The other interesting thing about the Sixth Floor Museum in Dallas is the visitors who file through, and how little credit most of them give Oswald for the actual assassination. Even here, amid the painstaking factual reconstructions of how the day went down, most seem to regard it as just another part of the decades-long cover-up. When we were there, well-dressed guy was standing with his kids by a diorama of Dealey Plaza. “And here,” he said,” pointing out the Grassy Knoll, “was where the third gunman was positioned.” Everywhere you can see otherwise intelligent people shaking their heads gravely and explaining to bored wives and children how things really happened.
Personally, I subscribe to Occam’s Razor: the explanation relying on the fewest number of unknowns is probably the right one. To the extent that anything can be proven to anyone in 2011, it’s been pretty well proven that Oswald alone killed the president. At this point I guess I’m like everybody else with an opinion on the assassination: I’ll never be convinced otherwise.

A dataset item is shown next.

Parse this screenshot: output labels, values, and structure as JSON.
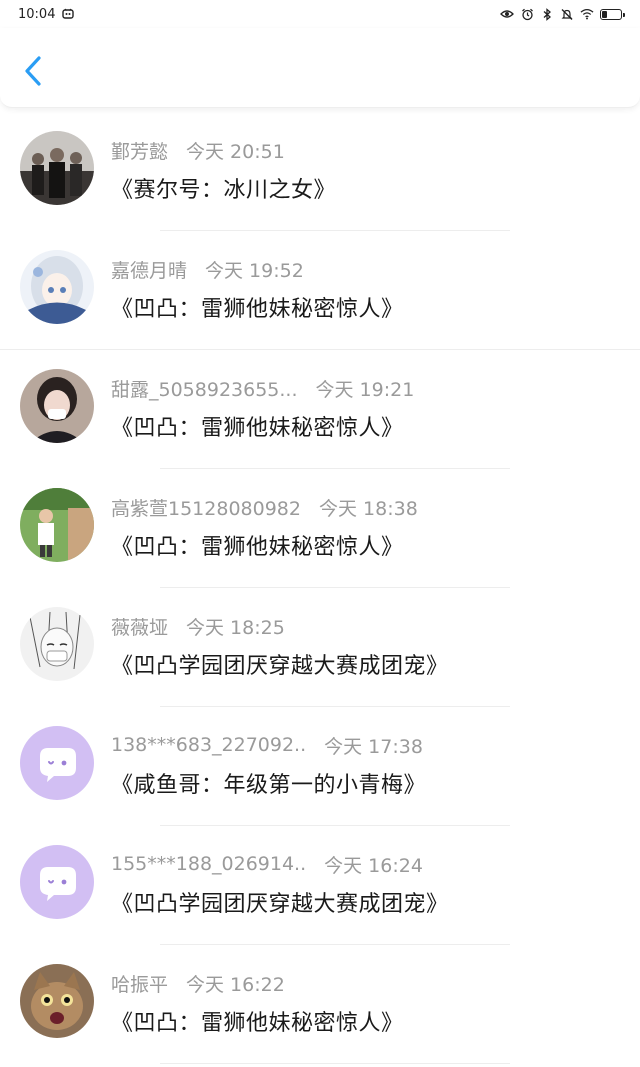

And maybe that’s why I got such a kick out of this clip from filmmaker Errol Morris, in which yet another expert on the Kennedy assassination discusses “The Umbrella Man,” the well-dressed bystander who curiously was the only person in Dealey Plaza holding an umbrella aloft on that sunny day. If you check out the video, check out the comments too: About 80 percent appear to come from conspiracy theorists. And remember that these are readers of the New York Times.